final until disposition of timely filed motion for rehearing.
Appeal under Florida Rule of Appellate Procedure 9.141(b)(2)
from the Circuit Court for Miami-Dade County, Milton Hirsch,
Judge Lower Tribunal No. 98-28508B .
Law Florida, P.A., and Brett S. Chase (Saint Petersburg), for
Moody, Attorney General, and Brian H. Zack, Assistant
Attorney General, for appellee.
EMAS, C.J., and FERNANDEZ and LINDSEY, JJ.
Allen appeals the trial court's order denying his motion
to correct illegal sentence pursuant to Florida Rule of
Criminal Procedure 3.800(a). We affirm without discussion
that portion of the order denying relief on the life
sentences imposed on Allen for five counts of armed
kidnapping, one count of armed robbery, and one count of
armed carjacking. See Acosta v. State, 103 So.3d 234
(Fla. 3d DCA 2012); Corria v. State, 932 So.2d 530
(Fla. 3d DCA 2006).
we reverse and remand that portion of the order denying
relief on Allen's claim that the three-year mandatory
minimum sentences, imposed pursuant to section 775.087(2),
Florida Statutes (1998),  are illegal. We agree with Allen that
the verdict form failed to provide the "clear jury
finding" that Allen personally possessed a firearm, a
prerequisite for imposition of the three-year mandatory
minimum sentence. See Tucker v. State, 726 So.2d 768
(Fla. 1999); State v. Hargrove, 694 So.2d 729 (Fla.
1997) (superseded on other grounds as recognized in
Galindez v. State, 955 So.2d 517, 523 (Fla. 2007));
State v. Tripp, 642 So.2d 728 (Fla. 1994); State
v. Overfelt, 457 So.2d 1385 (Fla. 1984) (superseded on
other grounds as recognized in Galindez, 955 So.2d
instant case, the Information alleged that Allen and a
co-defendant committed the above-described crimes with a
firearm. At trial, the jury was instructed that it could find
Allen guilty as a principal to the crimes charged. The
verdicts did not contain a finding that Allen
personally possessed a firearm during the commission
of these offenses. Instead, the verdict for each count merely
found Allen guilty of kidnapping "with a firearm,"
robbery "with a firearm," and carjacking "with
a firearm," all as charged in the Information. Had Allen
been the only defendant charged with the crimes for
which he was convicted, this verdict would have been

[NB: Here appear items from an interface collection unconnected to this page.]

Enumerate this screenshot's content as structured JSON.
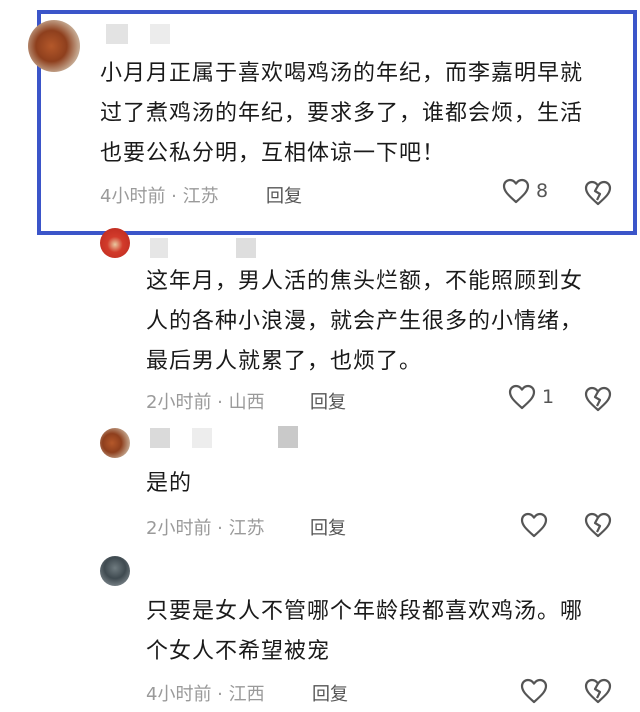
{
  "comments": [
    {
      "lines": [
        "小月月正属于喜欢喝鸡汤的年纪，而李嘉明早就",
        "过了煮鸡汤的年纪，要求多了，谁都会烦，生活",
        "也要公私分明，互相体谅一下吧！"
      ],
      "meta": "4小时前 · 江苏",
      "reply": "回复",
      "likes": "8"
    },
    {
      "lines": [
        "这年月，男人活的焦头烂额，不能照顾到女",
        "人的各种小浪漫，就会产生很多的小情绪，",
        "最后男人就累了，也烦了。"
      ],
      "meta": "2小时前 · 山西",
      "reply": "回复",
      "likes": "1"
    },
    {
      "lines": [
        "是的"
      ],
      "meta": "2小时前 · 江苏",
      "reply": "回复",
      "likes": ""
    },
    {
      "lines": [
        "只要是女人不管哪个年龄段都喜欢鸡汤。哪",
        "个女人不希望被宠"
      ],
      "meta": "4小时前 · 江西",
      "reply": "回复",
      "likes": ""
    }
  ],
  "colors": {
    "highlight": "#3b55c9",
    "meta": "#9a9a9a"
  },
  "icons": {
    "like": "heart-outline-icon",
    "dislike": "broken-heart-icon"
  }
}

sufficient to sustain the three-year mandatory minimum
sentences. See Tucker, 726 So.2d at 769 n. 1
(upholding three-year mandatory minimum sentence where
verdict found defendant guilty of attempted murder "with

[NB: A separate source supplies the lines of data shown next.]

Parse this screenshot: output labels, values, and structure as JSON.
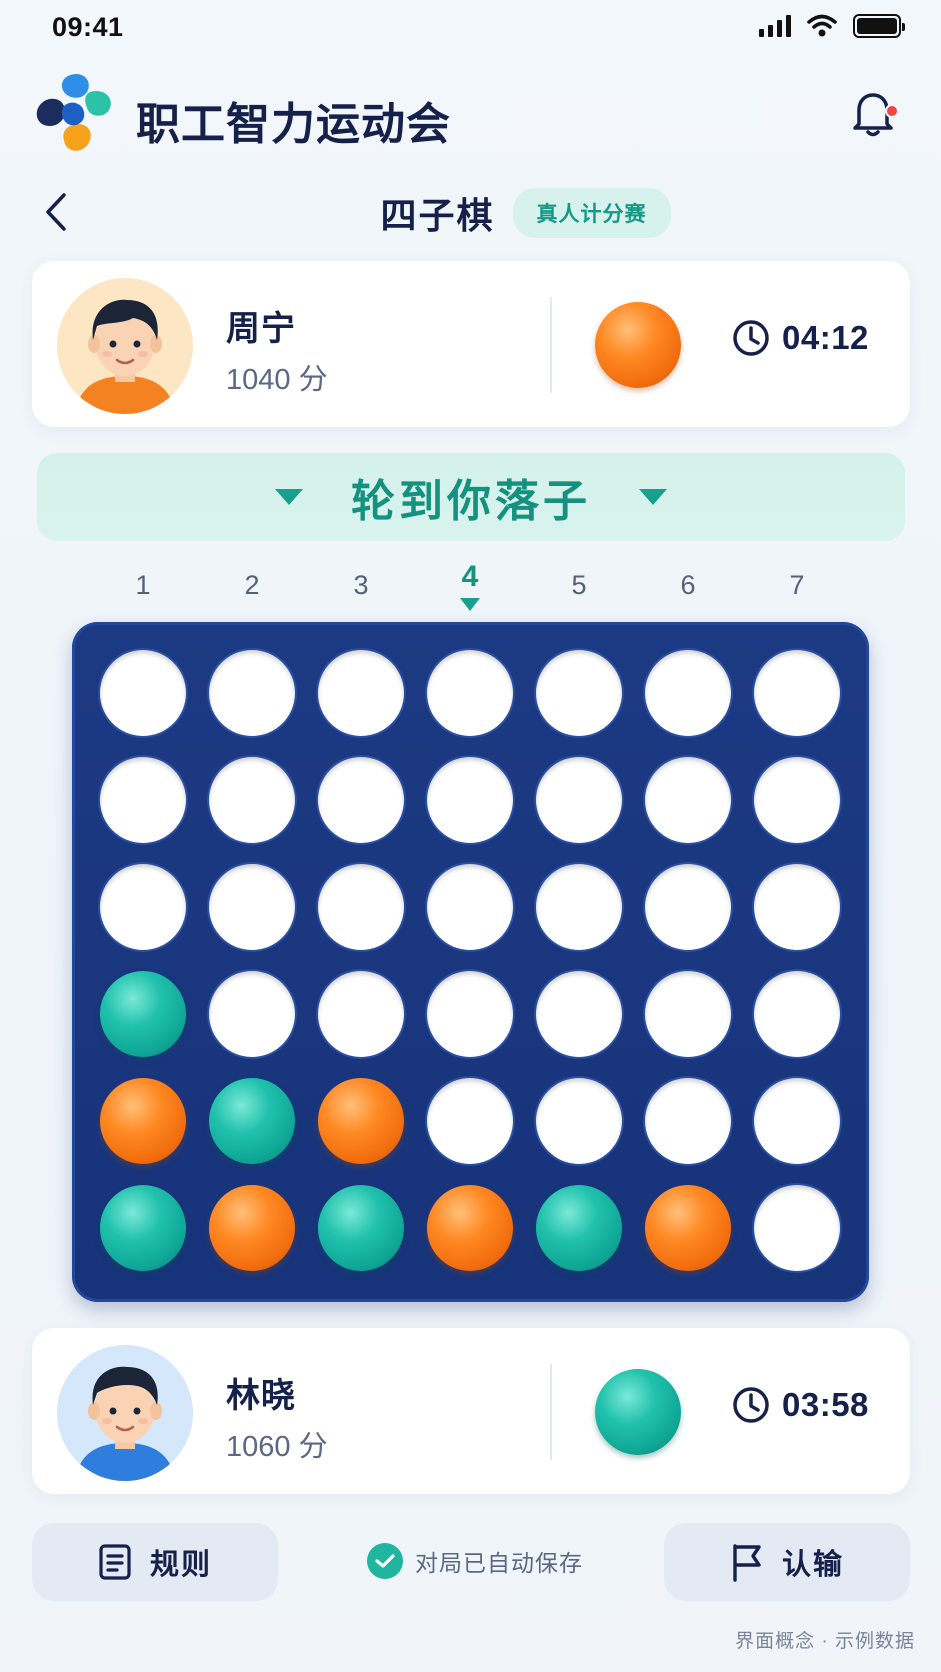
{
  "status_bar": {
    "time": "09:41"
  },
  "app": {
    "title": "职工智力运动会",
    "notification_dot": true
  },
  "game": {
    "title": "四子棋",
    "mode_badge": "真人计分赛"
  },
  "opponent": {
    "name": "周宁",
    "score": "1040 分",
    "disc_color": "orange",
    "timer": "04:12"
  },
  "turn_banner": {
    "text": "轮到你落子"
  },
  "columns": {
    "labels": [
      "1",
      "2",
      "3",
      "4",
      "5",
      "6",
      "7"
    ],
    "selected": "4"
  },
  "board": {
    "rows": 6,
    "cols": 7,
    "grid": [
      [
        "empty",
        "empty",
        "empty",
        "empty",
        "empty",
        "empty",
        "empty"
      ],
      [
        "empty",
        "empty",
        "empty",
        "empty",
        "empty",
        "empty",
        "empty"
      ],
      [
        "empty",
        "empty",
        "empty",
        "empty",
        "empty",
        "empty",
        "empty"
      ],
      [
        "teal",
        "empty",
        "empty",
        "empty",
        "empty",
        "empty",
        "empty"
      ],
      [
        "orange",
        "teal",
        "orange",
        "empty",
        "empty",
        "empty",
        "empty"
      ],
      [
        "teal",
        "orange",
        "teal",
        "orange",
        "teal",
        "orange",
        "empty"
      ]
    ]
  },
  "player": {
    "name": "林晓",
    "score": "1060 分",
    "disc_color": "teal",
    "timer": "03:58"
  },
  "bottom": {
    "rules_label": "规则",
    "save_status": "对局已自动保存",
    "resign_label": "认输"
  },
  "footnote": "界面概念 · 示例数据",
  "colors": {
    "accent": "#17a08d",
    "board": "#1c3a83",
    "orange": "#f26d0e",
    "teal": "#0fa696",
    "text_primary": "#15214b"
  }
}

a firearm" as charged in the Information and was the
only defendant and assailant); Gillis v.
State, 486 So.2d 706, 707 (Fla. 5th DCA 1986) (reversing

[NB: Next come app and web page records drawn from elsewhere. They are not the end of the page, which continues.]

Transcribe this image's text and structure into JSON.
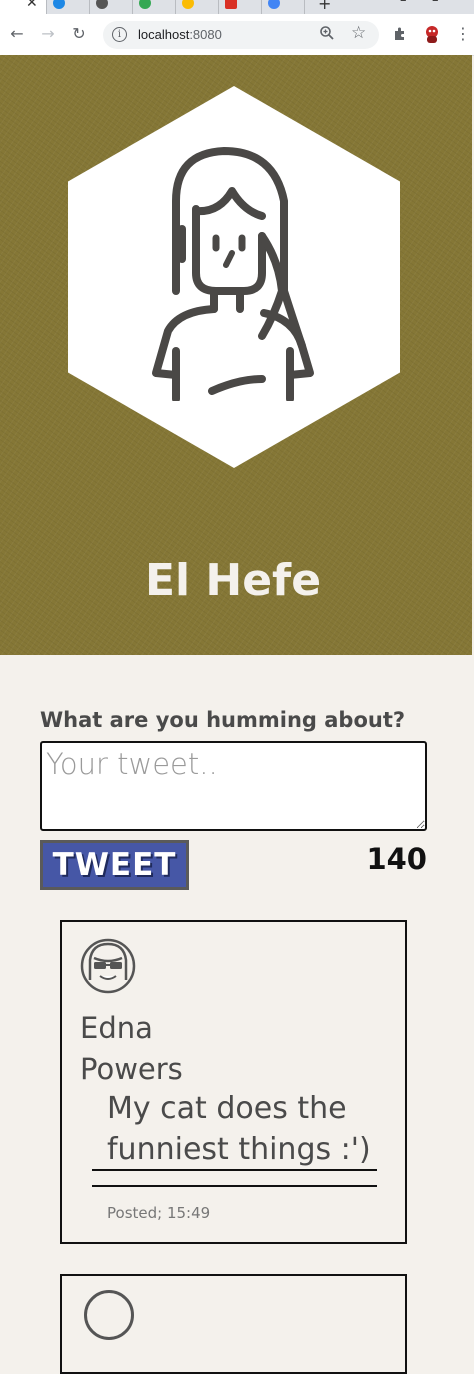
{
  "browser": {
    "url_host": "localhost",
    "url_port": ":8080",
    "new_tab_label": "+"
  },
  "profile": {
    "name": "El Hefe"
  },
  "compose": {
    "label": "What are you humming about?",
    "placeholder": "Your tweet..",
    "button_label": "TWEET",
    "char_count": "140"
  },
  "tweets": [
    {
      "author": "Edna Powers",
      "text": "My cat does the funniest things :')",
      "posted": "Posted; 15:49"
    }
  ],
  "icons": {
    "back": "back-arrow-icon",
    "forward": "forward-arrow-icon",
    "reload": "reload-icon",
    "info": "info-icon",
    "zoom": "zoom-icon",
    "star": "bookmark-star-icon",
    "extensions": "puzzle-icon",
    "profile": "profile-icon",
    "menu": "kebab-menu-icon"
  },
  "colors": {
    "hero_bg": "#857736",
    "page_bg": "#f4f1ec",
    "button_bg": "#4657a6"
  }
}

three-year mandatory minimum sentence under similar
circumstances and noting the "verdict form would be
sufficient to comply with the requirement of a jury finding
of possession by Gillis pursuant to State v.
Overfelt, 457 So.2d 1385 (Fla. 1984), if there had been
but one defendant and one firearm").
where, as here, the defendant and co-defendant were jointly
charged with committing a crime with a firearm, and the
defendant could be found guilty as a principal to the crime,
three-year mandatory minimum sentence under section
775.087(2) may not lawfully be imposed unless the jury makes
a factual finding that during the commission of the crime the
defendant personally possessed a firearm. Gillis,
486 So.2d at 707; Alusma v. State, 939 So.2d 1081
(Fla. 4th DCA 2006).
therefore affirm in part, reverse in part, and remand this
cause to the trial court to vacate the three-year mandatory
minimum portions of the sentences imposed.
 At the time of these offenses, section
775.087(2) provided that if a person was convicted of certain
enumerated felonies (including robbery, kidnapping or
carjacking) and "during the commission of the offense,
such person possessed a firearm," that person
"shall be sentenced to a ...